7 satisfactory and homely to me, and rather touching and innocent’,18 while his character bitterly complains of the futility of the work: if they ‘had plastered the whole vast country from Archangel to Vladivostock with pamphlets, orators, and photographs it would not have altered, in the slightest degree, after events.’19 In fact Walpole organised an outfit which accommodated his propaganda efforts, alongside British intelligence gathering, and the work of the embassy. It was a difficult combination of government departments servicing the requirements of Wellington House and the War Office and the Foreign office. This success—and the mode of organisation was a model for others in other countries—lead him on his return to become part of the Ministry of Information. After his day job, Walpole went out to the entertainments with Somov. They watched the wrestling and bareback riding. His observations are drawn into his novel where Durwood comments: ‘I adore a circus; and when I can find one with the right sawdust smell, the right clown, and the right enthusiasm, I am happy.’ Durwood watches the theatre audience which is full of ‘beautiful women in jewellery and powder, and young officers, and fat merchants in priceless Shubas’ while at the cinema he observes ‘Soldiers, sailors, peasants, women, and children crowded together upon the narrow benches’.20 He sees that the performers are drawn from the poor and dispossessed seeking to earn a living from vaudeville entertainment and for whom such shows are momentary refuges from the daily bread queues. Walpole witnessed the unrest for himself and put it into both the narrative in his book and his official report to the British government on the October revolution. This is the point to end on: in Walpole’s two novels as in his life we can see the intermixture of his experiences of the theatre and of war. The heightened emotions of both and the experience of a foreign culture stayed with him though out his life. For Walpole’s hero, as a member of theatre audience, the auditorium served as a place for the re-enactment of war trauma. In 1917 a long anticipated staging of Mikhail Lermontov’s play ‘The Masquerade’ was performed and Walpole captures it in this book. It becomes a fusion of the senses combining the theatre of war, the operating theatre and the staged performance in his mind: As I watched I remember that I forgot the bad acting (the hero was quite atrocious), forgot the lapses of taste in the colour and arrangement of the play, forgot the artifices and elaborate originalities and false sincerities; there were, I have no doubt, many things in it all that were bad and meretricious—I was dreaming. I saw, against my will and outside my own agency, mingled with the gold screens, the purple curtains, the fantasies and extravagances of the costumes, the sudden flashes of unexpected colour through light or dress or backcloth—pictures from those Galician days that had been, until Semyonov's return, as I fancied, forgotten. [....] There was that terrific crash as of the smashing of a world of china, the fierce crackle of the machine-guns, and then the boom of the cannon from under our very feet[…] the garden was filled with revellers, laughing, dancing, singing, the air was filled again with the air of gold paint, the tenor's voice rose higher and higher, the golden screens closed—the act was ended.21 In his official report on the Russian revolution Walpole recalls this play and relates how the theatre’s ‘richness and extravagance that went oddly in company with a distressed

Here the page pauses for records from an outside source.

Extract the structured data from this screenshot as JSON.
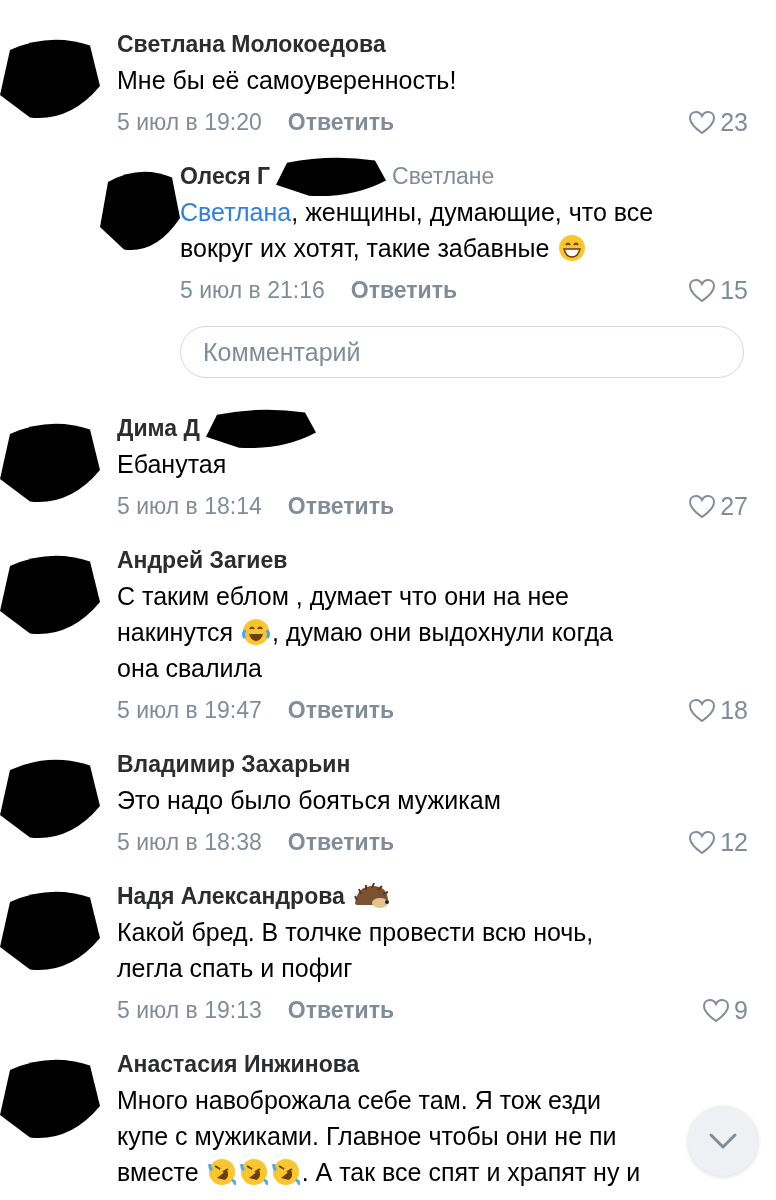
{
  "comments": [
    {
      "name": "Светлана Молокоедова",
      "name_redacted": false,
      "reply": false,
      "lines": [
        [
          {
            "kind": "text",
            "text": "Мне бы её самоуверенность!"
          }
        ]
      ],
      "date": "5 июл в 19:20",
      "reply_label": "Ответить",
      "likes": "23"
    },
    {
      "name": "Олеся Г",
      "name_redacted": true,
      "reply": true,
      "reply_to": "Светлане",
      "lines": [
        [
          {
            "kind": "link",
            "text": "Светлана"
          },
          {
            "kind": "text",
            "text": ", женщины, думающие, что все"
          }
        ],
        [
          {
            "kind": "text",
            "text": "вокруг их хотят, такие забавные "
          },
          {
            "kind": "grin"
          }
        ]
      ],
      "date": "5 июл в 21:16",
      "reply_label": "Ответить",
      "likes": "15"
    },
    {
      "kind": "field",
      "placeholder": "Комментарий"
    },
    {
      "name": "Дима Д",
      "name_redacted": true,
      "reply": false,
      "lines": [
        [
          {
            "kind": "text",
            "text": "Ебанутая"
          }
        ]
      ],
      "date": "5 июл в 18:14",
      "reply_label": "Ответить",
      "likes": "27"
    },
    {
      "name": "Андрей Загиев",
      "name_redacted": false,
      "reply": false,
      "lines": [
        [
          {
            "kind": "text",
            "text": "С таким еблом , думает что они на нее"
          }
        ],
        [
          {
            "kind": "text",
            "text": "накинутся "
          },
          {
            "kind": "laugh"
          },
          {
            "kind": "text",
            "text": ", думаю они выдохнули когда"
          }
        ],
        [
          {
            "kind": "text",
            "text": "она свалила"
          }
        ]
      ],
      "date": "5 июл в 19:47",
      "reply_label": "Ответить",
      "likes": "18"
    },
    {
      "name": "Владимир Захарьин",
      "name_redacted": false,
      "reply": false,
      "lines": [
        [
          {
            "kind": "text",
            "text": "Это надо было бояться мужикам"
          }
        ]
      ],
      "date": "5 июл в 18:38",
      "reply_label": "Ответить",
      "likes": "12"
    },
    {
      "name": "Надя Александрова",
      "name_redacted": false,
      "name_icons": [
        {
          "kind": "hedgehog"
        }
      ],
      "reply": false,
      "lines": [
        [
          {
            "kind": "text",
            "text": "Какой бред. В толчке провести всю ночь,"
          }
        ],
        [
          {
            "kind": "text",
            "text": "легла спать и пофиг"
          }
        ]
      ],
      "date": "5 июл в 19:13",
      "reply_label": "Ответить",
      "likes": "9"
    },
    {
      "name": "Анастасия Инжинова",
      "name_redacted": false,
      "reply": false,
      "lines": [
        [
          {
            "kind": "text",
            "text": "Много навоброжала себе там. Я тож езди"
          }
        ],
        [
          {
            "kind": "text",
            "text": "купе с мужиками. Главное чтобы они не пи"
          }
        ],
        [
          {
            "kind": "text",
            "text": "вместе "
          },
          {
            "kind": "rofl"
          },
          {
            "kind": "rofl"
          },
          {
            "kind": "rofl"
          },
          {
            "kind": "text",
            "text": ". А так все спят и храпят ну и"
          }
        ]
      ]
    }
  ],
  "scroll_button": {
    "visible": true
  }
}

18 Hugh Walpole, The Secret City (New York, George H. Doran, 1919, Project Gutenberg epub ebook #12349) 373-4. 19 Hugh Walpole, The Secret City, 373. 20 Hugh Walpole, The Secret City, 246, 105. 21 Hugh Walpole, The Secret City, 293.

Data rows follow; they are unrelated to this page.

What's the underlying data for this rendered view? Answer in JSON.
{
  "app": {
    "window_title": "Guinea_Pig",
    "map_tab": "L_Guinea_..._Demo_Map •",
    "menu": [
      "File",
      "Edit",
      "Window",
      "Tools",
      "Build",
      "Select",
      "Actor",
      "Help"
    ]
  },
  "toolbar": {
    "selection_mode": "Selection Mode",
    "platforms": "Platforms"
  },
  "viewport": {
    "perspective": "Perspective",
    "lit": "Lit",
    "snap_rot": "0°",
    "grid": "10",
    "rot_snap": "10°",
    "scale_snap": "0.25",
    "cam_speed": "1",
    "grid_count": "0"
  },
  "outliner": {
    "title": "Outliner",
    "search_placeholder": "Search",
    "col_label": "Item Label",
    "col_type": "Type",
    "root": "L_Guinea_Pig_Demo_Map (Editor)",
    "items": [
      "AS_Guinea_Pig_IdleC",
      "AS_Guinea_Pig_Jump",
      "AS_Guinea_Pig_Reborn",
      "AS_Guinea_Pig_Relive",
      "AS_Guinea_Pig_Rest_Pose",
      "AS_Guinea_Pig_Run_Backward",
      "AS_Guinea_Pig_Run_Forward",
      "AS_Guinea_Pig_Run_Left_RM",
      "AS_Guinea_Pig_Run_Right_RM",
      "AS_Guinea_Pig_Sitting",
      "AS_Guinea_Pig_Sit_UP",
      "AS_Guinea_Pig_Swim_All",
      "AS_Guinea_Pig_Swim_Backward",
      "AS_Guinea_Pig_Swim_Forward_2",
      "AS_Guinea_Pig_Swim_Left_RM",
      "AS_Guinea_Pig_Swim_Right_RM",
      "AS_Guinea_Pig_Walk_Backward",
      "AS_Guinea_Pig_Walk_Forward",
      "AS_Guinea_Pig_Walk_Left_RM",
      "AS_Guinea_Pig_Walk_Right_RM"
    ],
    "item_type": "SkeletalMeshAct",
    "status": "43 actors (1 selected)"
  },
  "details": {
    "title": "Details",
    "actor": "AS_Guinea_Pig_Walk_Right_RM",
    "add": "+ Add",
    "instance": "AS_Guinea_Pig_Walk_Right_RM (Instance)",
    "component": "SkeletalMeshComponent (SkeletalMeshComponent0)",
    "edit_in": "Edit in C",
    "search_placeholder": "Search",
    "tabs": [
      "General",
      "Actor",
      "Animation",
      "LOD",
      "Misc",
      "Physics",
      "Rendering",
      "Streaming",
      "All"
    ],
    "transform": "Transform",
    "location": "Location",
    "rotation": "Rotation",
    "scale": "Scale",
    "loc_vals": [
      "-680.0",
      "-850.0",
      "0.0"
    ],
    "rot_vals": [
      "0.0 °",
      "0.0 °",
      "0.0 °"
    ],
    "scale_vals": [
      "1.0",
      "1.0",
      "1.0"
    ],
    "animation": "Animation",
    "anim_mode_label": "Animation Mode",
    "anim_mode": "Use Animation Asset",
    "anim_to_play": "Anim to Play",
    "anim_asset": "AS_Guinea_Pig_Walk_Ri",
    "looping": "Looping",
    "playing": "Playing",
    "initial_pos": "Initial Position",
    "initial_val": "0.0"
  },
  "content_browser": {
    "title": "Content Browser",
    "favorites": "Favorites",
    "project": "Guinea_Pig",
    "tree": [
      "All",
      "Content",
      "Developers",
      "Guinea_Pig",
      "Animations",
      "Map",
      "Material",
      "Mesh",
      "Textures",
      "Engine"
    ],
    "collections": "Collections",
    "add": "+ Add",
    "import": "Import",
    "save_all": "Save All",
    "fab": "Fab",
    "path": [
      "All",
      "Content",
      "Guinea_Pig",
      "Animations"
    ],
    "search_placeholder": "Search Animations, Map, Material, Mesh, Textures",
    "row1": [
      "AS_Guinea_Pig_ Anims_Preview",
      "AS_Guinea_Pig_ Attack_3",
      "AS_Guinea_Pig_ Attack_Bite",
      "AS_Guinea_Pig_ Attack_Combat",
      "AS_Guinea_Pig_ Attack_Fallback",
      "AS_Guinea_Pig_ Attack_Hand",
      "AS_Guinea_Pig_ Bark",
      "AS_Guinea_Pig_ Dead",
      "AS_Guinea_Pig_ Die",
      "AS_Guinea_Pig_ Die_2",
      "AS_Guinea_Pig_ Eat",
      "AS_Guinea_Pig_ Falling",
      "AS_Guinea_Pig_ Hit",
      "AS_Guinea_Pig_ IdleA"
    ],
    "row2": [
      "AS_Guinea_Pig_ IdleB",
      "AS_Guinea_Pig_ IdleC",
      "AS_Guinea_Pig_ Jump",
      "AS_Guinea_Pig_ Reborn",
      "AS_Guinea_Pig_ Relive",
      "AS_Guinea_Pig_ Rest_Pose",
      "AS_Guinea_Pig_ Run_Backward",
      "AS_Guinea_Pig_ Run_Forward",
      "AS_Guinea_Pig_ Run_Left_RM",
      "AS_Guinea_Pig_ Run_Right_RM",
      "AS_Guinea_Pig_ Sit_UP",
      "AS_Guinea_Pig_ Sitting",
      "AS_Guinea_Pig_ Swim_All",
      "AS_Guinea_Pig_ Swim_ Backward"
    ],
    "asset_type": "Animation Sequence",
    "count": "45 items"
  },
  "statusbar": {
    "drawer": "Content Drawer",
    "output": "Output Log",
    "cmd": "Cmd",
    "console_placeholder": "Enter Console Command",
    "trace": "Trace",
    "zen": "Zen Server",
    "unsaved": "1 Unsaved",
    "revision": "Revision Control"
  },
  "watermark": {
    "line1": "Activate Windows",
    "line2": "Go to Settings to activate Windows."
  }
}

8 and impoverished Russia’.22 Under threat for his life, Walpole left Russia as the Bolshevik’s seized power in the autumn of 1917.

Acknowledgements: Thanks to funding from the AHRC ‘Cross-media co-operation in Britain in 1920s and 1930s’ (AR 112216).

Dedicated to the memory of Dr Giannandrea Poesio, this work is testament to his scholarship in Russian ballet and the arts. The article was completed for publication by Alexis Weedon following the authors’ collaboration on the research for this paper.

22 Rupert Hart-Davis, Hugh Walpole. 453